Excerpts from an interface dataset

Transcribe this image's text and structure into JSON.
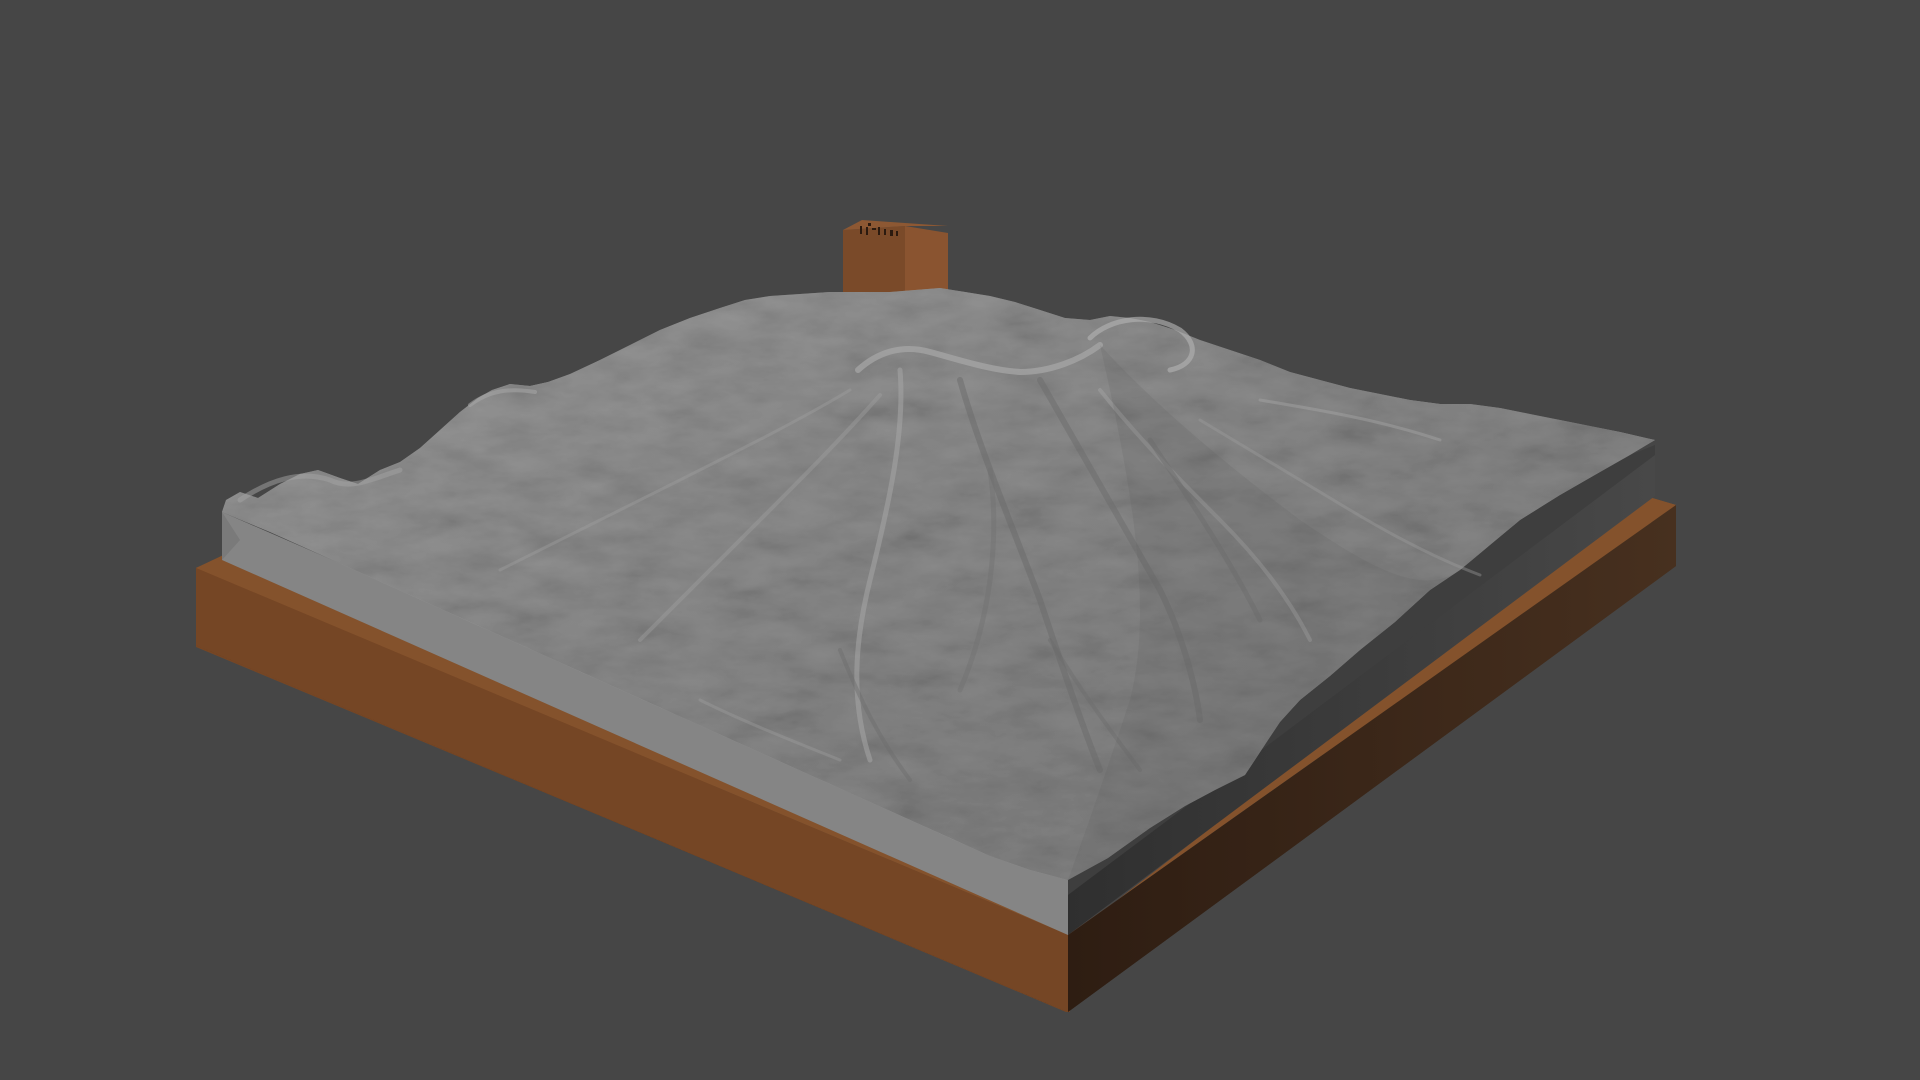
{
  "scene": {
    "background_color": "#464646",
    "model": {
      "terrain_color": "#8c8c8c",
      "terrain_side_color": "#6e6e6e",
      "terrain_dark_side_color": "#3a3a3a",
      "base_front_color": "#774726",
      "base_top_color": "#82502b",
      "base_dark_side_color": "#3a2416",
      "label_block_color": "#7a4a29",
      "label_block_glyphs_icon": "engraved-marker-glyphs"
    }
  }
}
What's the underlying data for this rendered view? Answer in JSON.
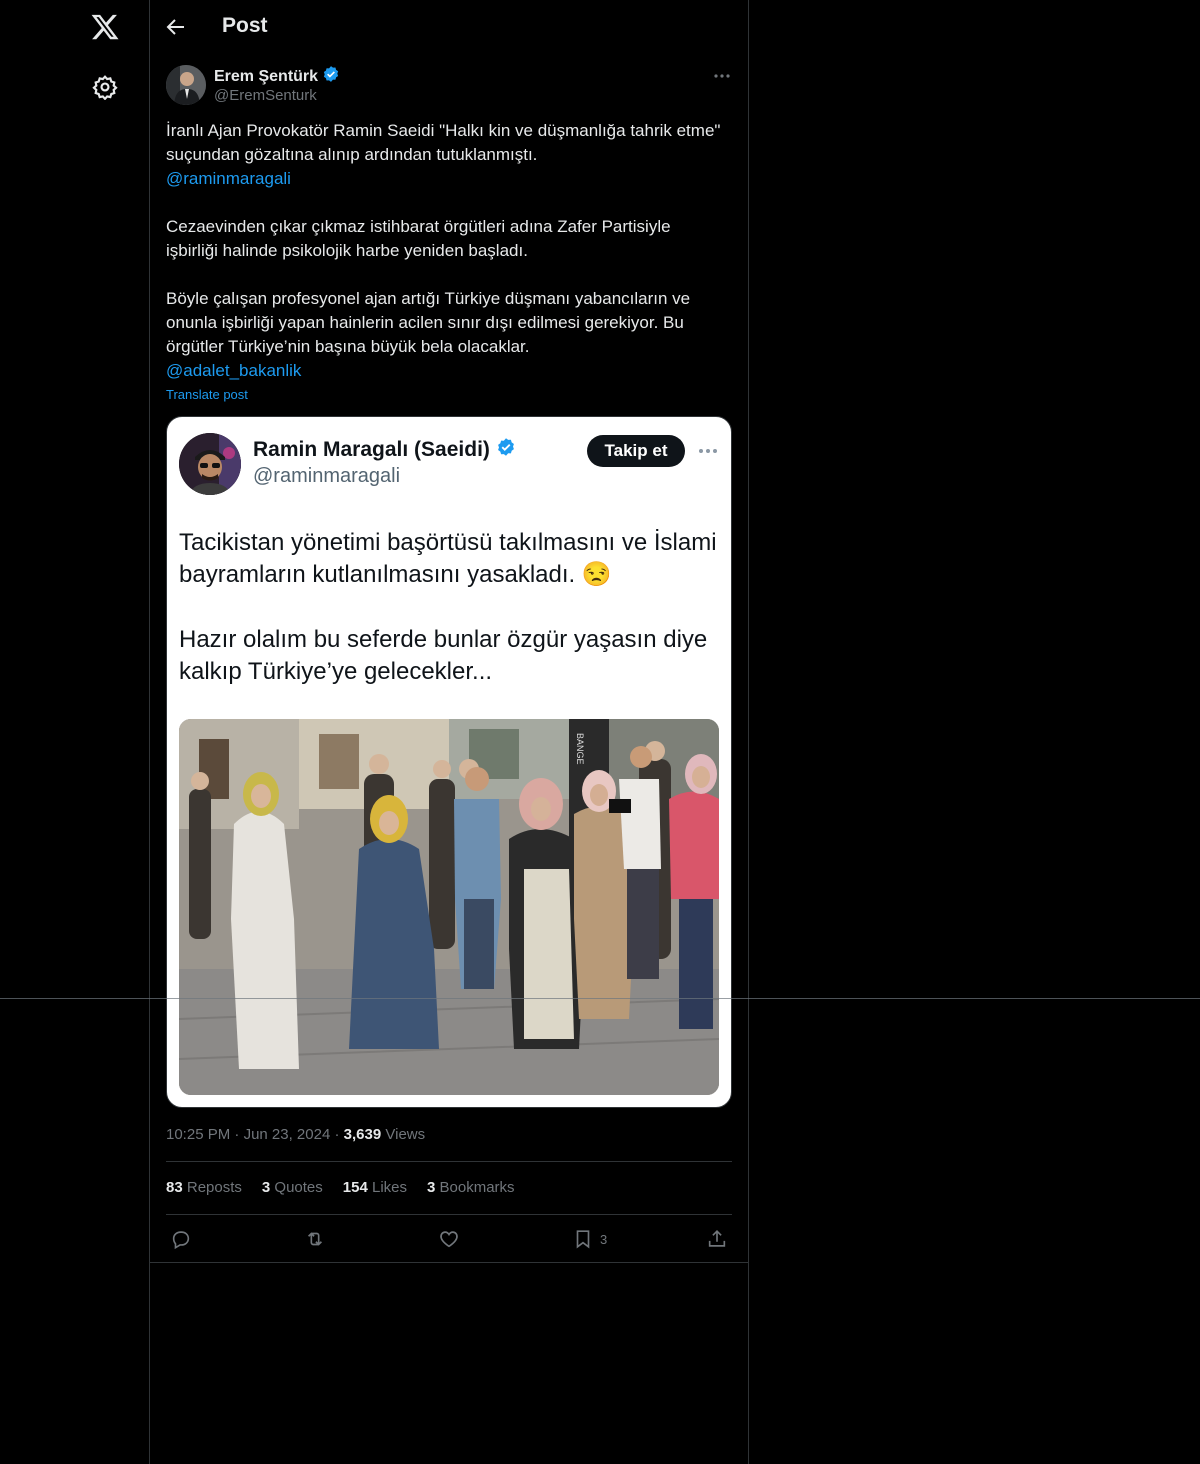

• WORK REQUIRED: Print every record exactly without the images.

• RESULT BELOW:
Transcribe this image's text and structure into JSON.
{
  "scene": {
    "background_color": "#464646",
    "model": {
      "terrain_color": "#8c8c8c",
      "terrain_side_color": "#6e6e6e",
      "terrain_dark_side_color": "#3a3a3a",
      "base_front_color": "#774726",
      "base_top_color": "#82502b",
      "base_dark_side_color": "#3a2416",
      "label_block_color": "#7a4a29",
      "label_block_glyphs_icon": "engraved-marker-glyphs"
    }
  }
}
What's the underlying data for this rendered view? Answer in JSON.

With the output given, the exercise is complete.